The U.S. auto industry may be slogging along in the slow lane, but there's at least one place where American car sales are in high gear. In Germany, long known for its smug sense of carmaking superiority, drivers are forsaking BMWs and Mercedeses for the likes of Chrysler LeBarons, Buick Park Avenues and Jeep Cherokees. About 12,477 American-made cars were registered in Germany during 1990, compared with 357 as recently as 1985--and the number is expected to double by the end of 1991. After 25 years of driving Mercedeses, retired restaurateur Werner Breckner recently bought a Cadillac Brougham d'Elegance. "From now on," he says, "only a Cadillac will do."

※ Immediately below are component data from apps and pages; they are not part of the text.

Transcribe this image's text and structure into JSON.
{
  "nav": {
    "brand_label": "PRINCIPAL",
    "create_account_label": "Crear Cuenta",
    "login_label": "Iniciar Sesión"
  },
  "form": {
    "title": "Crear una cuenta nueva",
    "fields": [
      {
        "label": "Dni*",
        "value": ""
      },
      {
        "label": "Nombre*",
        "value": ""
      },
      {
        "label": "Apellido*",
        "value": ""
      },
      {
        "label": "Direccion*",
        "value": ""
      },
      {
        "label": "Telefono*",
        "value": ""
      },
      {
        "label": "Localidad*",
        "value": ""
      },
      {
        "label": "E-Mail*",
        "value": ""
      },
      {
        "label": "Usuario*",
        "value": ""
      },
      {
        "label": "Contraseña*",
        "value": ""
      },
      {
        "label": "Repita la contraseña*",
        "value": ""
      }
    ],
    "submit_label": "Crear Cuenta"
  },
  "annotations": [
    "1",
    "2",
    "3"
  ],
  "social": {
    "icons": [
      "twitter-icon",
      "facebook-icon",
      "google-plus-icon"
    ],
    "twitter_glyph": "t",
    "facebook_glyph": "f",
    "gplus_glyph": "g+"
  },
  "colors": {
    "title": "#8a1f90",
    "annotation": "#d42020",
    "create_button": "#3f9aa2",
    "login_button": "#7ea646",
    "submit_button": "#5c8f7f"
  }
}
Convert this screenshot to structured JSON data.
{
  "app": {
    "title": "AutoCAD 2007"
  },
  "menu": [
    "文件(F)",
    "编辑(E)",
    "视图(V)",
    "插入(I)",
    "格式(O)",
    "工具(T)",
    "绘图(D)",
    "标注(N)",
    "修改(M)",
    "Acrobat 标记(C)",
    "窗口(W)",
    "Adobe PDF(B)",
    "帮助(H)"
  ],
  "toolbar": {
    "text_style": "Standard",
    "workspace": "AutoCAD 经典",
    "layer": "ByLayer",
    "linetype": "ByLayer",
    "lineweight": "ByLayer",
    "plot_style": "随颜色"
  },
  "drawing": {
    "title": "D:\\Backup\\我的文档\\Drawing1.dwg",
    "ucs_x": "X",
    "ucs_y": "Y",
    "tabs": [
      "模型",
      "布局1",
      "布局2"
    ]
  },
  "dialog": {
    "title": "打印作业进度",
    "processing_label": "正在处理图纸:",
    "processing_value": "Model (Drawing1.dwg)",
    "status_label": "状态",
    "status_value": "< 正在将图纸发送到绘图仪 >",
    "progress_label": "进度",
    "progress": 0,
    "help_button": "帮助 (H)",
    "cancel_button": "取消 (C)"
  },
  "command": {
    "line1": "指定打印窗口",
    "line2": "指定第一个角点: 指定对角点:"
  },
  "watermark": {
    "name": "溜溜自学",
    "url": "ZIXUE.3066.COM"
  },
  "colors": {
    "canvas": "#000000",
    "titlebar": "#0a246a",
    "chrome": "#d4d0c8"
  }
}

Why is the autobahn beginning to go American? The low dollar-to-mark ratio has made U.S.-made cars more affordable. Germans, who once thought of American cars as "flashy," now see them as offering more luxury for their money, says auto analyst Paul Warren-Smith. The trend may not be enough to repair Detroit's battered balance sheets, but its proof that some U.S. models can still be competitive--even in the pickiest of foreign markets.